“Work your network.”
“Employee referrals are the best way to find talent.”
“Oh, I have a great person I can recommend for that.”
“It’s not WHAT you know, it’s WHO you know.”
Depending on your point of view, you either think these statements are helpful and motivating, or the embodiment of everything that’s wrong in society today.
This eternal debate is at the heart of my frustration with “hire for fit” or requests from conference planners for recommendations of speakers. On the one hand, it is important to find people who don’t necessarily “match” but certainly “go” – they complement the business in ways that moves the organization forward rather than fights for fighting’s sake. On the other hand, you can end up with a whole lot of same. – the same thinking, the same looking, the same people, the same faces.
I struggle with this because I’ve benefited from my network. I’ve been afforded opportunities I wouldn’t have because the people in my circle of trust have recommended me for things, or have hired me for gigs, or have introduced me to people who then helped me do cool things. I am grateful to my network and humbled they think to recommend me for anything. And I really love the opportunity to refer someone I know because they are smart, talented, capable, all that stuff.
I recognize that someone else who had some mad skillz may not have gotten the opportunity because they don’t know the right people. And that it’s really hard to break into a new industry or group or company when you’re new and sometimes the “old guard” circles the wagons a little too much.
In hiring, data suggests employee referrals are the “best” – they tend to be sticky and because an employee is putting his/her reputation on the line, the referrals aren’t usually awful. For those of you who work among those with particularly niche skill sets (IT, OD, Legal,, etc.), you recognize the fact there are typically six (or fewer) degrees of separation between you and any possible candidate because we all keep referring the same people over and over.
What do we do about it? Throw out referrals all together? Avoid going to our network to ask about who should be a part of an event? Refuse to hire someone we’ve worked with before?
Or maybe not.
Maybe we just need be a little more aware of who we reach out to. Maybe we need to be intentional about the balance of referrals to new voices when it comes to giving opportunities. Maybe we need to take a chance now and then because it’s exciting to meet/hear/see/hire someone new.

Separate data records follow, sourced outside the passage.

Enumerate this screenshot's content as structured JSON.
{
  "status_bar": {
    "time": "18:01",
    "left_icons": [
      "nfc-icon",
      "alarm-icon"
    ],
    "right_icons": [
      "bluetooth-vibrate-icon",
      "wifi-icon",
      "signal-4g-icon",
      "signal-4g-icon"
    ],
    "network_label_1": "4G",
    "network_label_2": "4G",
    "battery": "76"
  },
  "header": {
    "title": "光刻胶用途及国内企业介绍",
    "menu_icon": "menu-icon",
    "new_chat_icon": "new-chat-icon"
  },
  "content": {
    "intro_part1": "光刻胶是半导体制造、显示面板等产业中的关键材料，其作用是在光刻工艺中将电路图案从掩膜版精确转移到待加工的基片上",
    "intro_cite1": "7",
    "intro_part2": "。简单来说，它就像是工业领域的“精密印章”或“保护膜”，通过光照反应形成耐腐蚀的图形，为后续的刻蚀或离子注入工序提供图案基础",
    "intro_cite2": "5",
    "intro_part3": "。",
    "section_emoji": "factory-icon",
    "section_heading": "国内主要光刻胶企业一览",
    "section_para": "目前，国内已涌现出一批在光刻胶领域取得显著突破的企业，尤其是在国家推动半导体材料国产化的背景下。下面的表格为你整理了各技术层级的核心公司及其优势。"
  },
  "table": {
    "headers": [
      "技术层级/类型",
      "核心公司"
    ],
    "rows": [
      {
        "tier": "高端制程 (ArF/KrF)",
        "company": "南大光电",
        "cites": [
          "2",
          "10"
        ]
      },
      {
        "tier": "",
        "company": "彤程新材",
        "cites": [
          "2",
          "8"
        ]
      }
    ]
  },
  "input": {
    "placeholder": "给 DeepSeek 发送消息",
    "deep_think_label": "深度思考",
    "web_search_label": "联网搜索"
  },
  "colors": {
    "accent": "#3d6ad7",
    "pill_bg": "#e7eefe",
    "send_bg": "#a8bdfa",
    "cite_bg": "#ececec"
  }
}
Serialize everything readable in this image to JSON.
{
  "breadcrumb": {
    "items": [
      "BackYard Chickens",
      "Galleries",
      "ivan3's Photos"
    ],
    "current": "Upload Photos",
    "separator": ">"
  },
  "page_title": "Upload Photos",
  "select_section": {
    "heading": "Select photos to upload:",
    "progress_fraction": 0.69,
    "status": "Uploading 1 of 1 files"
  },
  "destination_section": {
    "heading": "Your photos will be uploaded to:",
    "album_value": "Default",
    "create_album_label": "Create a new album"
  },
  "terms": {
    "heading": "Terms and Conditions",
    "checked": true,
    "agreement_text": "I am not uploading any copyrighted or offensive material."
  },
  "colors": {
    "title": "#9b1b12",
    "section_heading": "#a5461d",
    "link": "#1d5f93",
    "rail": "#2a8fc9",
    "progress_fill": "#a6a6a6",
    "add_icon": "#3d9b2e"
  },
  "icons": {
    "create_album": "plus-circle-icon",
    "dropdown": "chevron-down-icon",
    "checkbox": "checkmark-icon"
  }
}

Think of it this way – Marvel movies are great. The MCU has done a fantastic job of weaving together multiple storylines and breathing new life into old characters (you know Ironman was a secondary title, right?). But deep down, every once in awhile you kind of want to see something original. There’s a reason Greatest Showman had legs in the box office (and only part of it can be attributed to Hugh Jackman). It doesn’t take anything away from Marvel and movies you love. But it does give you glimpse of something different that you might not have wanted to watch.
So here’s my challenge for you – for every person who is your “go-to” referral for something, try to also refer someone new. It will grow the network at large and offer opportunity to those who may not have the reach that others do.
Plus, when that person turns into a star, you can always say you discovered them.
The currency of real network in not greed, but generosity.
~ Keith Ferrazzi